*Directions for this task*.
Could you copy out all the lines in the material below where the word "from" occurs?

= Beginning of Section =

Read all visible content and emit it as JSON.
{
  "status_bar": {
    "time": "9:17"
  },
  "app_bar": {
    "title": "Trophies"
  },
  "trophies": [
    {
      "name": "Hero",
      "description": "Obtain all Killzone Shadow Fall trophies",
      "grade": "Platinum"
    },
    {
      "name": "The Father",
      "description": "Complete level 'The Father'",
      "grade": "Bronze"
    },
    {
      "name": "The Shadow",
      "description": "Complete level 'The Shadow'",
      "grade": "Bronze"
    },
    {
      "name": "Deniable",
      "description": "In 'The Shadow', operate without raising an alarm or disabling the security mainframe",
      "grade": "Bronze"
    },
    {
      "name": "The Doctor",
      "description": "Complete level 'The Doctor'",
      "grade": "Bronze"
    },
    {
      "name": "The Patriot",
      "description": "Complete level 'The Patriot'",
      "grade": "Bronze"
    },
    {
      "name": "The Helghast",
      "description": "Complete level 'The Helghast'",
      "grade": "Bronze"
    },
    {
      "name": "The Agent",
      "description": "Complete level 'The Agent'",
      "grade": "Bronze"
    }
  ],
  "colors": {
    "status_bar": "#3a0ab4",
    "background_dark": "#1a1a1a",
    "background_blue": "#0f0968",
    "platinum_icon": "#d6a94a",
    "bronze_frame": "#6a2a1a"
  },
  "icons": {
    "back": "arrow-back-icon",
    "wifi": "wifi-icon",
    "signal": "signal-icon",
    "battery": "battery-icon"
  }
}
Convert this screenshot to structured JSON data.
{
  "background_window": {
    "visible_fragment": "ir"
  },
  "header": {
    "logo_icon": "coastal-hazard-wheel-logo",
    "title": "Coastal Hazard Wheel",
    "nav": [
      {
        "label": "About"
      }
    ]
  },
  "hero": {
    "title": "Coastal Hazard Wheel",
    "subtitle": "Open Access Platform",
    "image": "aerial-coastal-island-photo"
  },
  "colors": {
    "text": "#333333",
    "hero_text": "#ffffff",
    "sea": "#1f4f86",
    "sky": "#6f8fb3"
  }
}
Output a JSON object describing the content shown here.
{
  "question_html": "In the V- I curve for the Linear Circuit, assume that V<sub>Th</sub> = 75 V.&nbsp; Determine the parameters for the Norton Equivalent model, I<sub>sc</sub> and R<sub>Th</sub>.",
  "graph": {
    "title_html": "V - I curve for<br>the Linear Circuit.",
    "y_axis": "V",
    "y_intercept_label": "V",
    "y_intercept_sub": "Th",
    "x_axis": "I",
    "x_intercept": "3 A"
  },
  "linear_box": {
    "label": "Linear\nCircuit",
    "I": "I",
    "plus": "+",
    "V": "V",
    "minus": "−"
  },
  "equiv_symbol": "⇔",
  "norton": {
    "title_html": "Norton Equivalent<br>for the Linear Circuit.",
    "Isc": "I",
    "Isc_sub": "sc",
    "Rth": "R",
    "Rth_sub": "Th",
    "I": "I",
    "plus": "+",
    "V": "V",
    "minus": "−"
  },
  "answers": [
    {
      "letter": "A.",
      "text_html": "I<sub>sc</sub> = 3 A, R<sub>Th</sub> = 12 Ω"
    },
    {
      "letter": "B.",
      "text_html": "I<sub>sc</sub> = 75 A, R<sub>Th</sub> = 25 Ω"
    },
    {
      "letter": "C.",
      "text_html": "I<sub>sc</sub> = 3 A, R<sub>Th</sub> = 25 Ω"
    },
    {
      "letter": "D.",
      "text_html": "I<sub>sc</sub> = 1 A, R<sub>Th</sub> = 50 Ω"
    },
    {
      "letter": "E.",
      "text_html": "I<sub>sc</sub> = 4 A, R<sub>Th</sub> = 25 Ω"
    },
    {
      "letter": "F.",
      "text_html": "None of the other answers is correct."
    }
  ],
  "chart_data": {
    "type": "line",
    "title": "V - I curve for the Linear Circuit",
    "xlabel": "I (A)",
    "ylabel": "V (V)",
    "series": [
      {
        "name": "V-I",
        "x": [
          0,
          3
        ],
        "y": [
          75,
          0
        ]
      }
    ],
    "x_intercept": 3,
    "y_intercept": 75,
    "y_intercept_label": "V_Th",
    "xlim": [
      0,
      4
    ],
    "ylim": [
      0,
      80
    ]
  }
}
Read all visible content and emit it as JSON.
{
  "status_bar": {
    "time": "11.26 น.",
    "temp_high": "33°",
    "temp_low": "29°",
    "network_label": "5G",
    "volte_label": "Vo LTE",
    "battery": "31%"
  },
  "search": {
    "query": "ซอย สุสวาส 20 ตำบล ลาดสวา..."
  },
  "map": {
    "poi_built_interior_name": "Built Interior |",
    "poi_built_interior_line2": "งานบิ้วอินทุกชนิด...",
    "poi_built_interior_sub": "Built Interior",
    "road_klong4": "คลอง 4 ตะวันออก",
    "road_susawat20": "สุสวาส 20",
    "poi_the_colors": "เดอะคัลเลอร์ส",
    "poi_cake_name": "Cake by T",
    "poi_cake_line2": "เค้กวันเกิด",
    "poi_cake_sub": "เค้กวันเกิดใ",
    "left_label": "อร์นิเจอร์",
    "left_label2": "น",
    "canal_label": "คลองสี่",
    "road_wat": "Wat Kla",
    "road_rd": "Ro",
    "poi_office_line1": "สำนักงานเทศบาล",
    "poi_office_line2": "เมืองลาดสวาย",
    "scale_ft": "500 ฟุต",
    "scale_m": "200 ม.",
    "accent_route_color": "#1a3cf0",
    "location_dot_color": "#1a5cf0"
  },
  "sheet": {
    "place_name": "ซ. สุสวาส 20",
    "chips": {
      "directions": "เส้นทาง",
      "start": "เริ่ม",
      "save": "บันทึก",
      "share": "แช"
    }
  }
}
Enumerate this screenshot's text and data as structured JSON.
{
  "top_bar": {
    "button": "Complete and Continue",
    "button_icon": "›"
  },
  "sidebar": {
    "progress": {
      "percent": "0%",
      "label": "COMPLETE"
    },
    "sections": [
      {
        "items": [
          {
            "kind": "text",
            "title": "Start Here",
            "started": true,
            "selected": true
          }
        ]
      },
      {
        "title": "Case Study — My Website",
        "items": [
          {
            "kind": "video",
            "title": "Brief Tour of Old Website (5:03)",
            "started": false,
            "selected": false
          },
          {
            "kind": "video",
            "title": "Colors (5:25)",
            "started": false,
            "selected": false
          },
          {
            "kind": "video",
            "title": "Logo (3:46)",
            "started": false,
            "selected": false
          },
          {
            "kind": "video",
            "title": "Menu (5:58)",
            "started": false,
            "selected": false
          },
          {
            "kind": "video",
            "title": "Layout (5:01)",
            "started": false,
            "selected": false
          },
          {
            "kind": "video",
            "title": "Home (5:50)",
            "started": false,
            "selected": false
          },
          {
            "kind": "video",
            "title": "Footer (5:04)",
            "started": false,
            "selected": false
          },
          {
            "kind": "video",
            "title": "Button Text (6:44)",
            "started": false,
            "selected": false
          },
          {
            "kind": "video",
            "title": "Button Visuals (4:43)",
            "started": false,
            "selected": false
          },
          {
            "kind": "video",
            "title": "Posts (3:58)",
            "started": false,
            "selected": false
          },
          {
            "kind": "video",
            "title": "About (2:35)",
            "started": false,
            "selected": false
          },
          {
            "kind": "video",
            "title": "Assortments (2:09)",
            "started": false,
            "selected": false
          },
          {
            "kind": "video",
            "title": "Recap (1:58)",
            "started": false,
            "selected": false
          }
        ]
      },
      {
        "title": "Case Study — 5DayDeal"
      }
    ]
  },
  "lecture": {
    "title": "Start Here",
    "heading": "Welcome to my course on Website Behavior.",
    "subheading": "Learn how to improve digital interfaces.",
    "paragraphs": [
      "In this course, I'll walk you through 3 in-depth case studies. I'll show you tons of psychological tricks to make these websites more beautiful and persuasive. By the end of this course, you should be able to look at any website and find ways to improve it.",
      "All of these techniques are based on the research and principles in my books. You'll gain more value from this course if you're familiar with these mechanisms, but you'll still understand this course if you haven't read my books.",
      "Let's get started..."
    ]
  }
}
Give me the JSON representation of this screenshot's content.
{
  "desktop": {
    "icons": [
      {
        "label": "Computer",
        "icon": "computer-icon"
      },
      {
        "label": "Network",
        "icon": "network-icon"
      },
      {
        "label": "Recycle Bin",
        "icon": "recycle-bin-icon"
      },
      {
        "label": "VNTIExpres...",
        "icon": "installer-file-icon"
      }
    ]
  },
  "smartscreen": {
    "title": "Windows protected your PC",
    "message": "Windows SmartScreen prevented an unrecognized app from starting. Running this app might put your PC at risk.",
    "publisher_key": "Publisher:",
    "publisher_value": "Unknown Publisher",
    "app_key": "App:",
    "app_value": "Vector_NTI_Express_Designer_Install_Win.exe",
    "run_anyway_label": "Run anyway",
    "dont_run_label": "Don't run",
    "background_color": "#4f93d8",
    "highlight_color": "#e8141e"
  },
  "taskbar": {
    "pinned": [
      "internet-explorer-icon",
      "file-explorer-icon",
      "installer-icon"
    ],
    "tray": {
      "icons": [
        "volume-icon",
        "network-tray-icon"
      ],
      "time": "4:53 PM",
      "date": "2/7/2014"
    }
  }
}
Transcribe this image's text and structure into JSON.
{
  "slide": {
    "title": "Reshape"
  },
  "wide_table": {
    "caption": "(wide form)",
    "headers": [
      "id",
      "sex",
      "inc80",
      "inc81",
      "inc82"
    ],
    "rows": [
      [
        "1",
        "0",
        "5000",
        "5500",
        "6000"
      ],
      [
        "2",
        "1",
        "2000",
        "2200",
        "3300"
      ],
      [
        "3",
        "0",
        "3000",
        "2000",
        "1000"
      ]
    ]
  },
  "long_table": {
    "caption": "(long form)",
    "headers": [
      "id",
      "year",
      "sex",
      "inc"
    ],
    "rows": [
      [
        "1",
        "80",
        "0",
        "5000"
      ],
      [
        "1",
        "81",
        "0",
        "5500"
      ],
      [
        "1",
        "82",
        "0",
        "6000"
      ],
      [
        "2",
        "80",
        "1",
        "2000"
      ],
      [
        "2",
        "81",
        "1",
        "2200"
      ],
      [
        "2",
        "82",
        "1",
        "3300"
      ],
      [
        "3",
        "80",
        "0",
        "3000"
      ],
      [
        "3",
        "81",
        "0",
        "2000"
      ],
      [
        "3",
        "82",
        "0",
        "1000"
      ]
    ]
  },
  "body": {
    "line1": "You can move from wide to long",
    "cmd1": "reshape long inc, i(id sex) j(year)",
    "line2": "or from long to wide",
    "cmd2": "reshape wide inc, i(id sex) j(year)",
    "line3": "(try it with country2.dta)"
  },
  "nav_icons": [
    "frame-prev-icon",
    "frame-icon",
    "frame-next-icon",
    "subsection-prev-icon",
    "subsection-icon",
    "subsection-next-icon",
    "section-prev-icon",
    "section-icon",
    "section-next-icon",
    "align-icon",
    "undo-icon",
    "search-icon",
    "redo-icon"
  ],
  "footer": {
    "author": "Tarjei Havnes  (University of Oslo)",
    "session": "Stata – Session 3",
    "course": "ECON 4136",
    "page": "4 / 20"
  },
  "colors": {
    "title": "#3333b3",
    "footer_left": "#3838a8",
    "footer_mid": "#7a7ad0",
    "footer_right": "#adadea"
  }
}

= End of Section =

*Answer area*.
      "All of these techniques are based on the research and principles in my books. You'll gain more value from this course if you're familiar with these mechanisms, but you'll still understand this course if you haven't read my books.",
    "message": "Windows SmartScreen prevented an unrecognized app from starting. Running this app might put your PC at risk.",
    "line1": "You can move from wide to long",
    "line2": "or from long to wide",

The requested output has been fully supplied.